INSTRUCTIONS FOR THE TASK: The output must reproduce each line of the data word for word.

RECORDS SHOWN:
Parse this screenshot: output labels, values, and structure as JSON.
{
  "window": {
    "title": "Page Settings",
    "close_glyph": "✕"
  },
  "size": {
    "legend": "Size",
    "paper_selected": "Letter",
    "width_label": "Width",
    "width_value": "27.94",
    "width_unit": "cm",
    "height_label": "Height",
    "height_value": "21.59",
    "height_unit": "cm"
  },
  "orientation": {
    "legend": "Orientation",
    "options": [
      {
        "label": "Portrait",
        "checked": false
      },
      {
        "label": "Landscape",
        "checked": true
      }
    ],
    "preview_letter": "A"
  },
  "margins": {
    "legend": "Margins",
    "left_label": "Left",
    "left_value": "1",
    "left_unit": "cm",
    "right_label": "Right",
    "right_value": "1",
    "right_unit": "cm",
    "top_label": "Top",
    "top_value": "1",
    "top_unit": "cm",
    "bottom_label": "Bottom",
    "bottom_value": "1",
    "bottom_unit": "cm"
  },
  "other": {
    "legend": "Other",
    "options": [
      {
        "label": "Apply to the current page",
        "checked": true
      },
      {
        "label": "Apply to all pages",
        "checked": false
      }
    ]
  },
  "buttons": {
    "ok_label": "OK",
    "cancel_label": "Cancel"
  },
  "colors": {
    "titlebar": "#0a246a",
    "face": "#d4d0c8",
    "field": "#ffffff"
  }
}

RESULT OF THE TASK:
Parse this screenshot: output labels, values, and structure as JSON.
{
  "window": {
    "title": "Page Settings",
    "close_glyph": "✕"
  },
  "size": {
    "legend": "Size",
    "paper_selected": "Letter",
    "width_label": "Width",
    "width_value": "27.94",
    "width_unit": "cm",
    "height_label": "Height",
    "height_value": "21.59",
    "height_unit": "cm"
  },
  "orientation": {
    "legend": "Orientation",
    "options": [
      {
        "label": "Portrait",
        "checked": false
      },
      {
        "label": "Landscape",
        "checked": true
      }
    ],
    "preview_letter": "A"
  },
  "margins": {
    "legend": "Margins",
    "left_label": "Left",
    "left_value": "1",
    "left_unit": "cm",
    "right_label": "Right",
    "right_value": "1",
    "right_unit": "cm",
    "top_label": "Top",
    "top_value": "1",
    "top_unit": "cm",
    "bottom_label": "Bottom",
    "bottom_value": "1",
    "bottom_unit": "cm"
  },
  "other": {
    "legend": "Other",
    "options": [
      {
        "label": "Apply to the current page",
        "checked": true
      },
      {
        "label": "Apply to all pages",
        "checked": false
      }
    ]
  },
  "buttons": {
    "ok_label": "OK",
    "cancel_label": "Cancel"
  },
  "colors": {
    "titlebar": "#0a246a",
    "face": "#d4d0c8",
    "field": "#ffffff"
  }
}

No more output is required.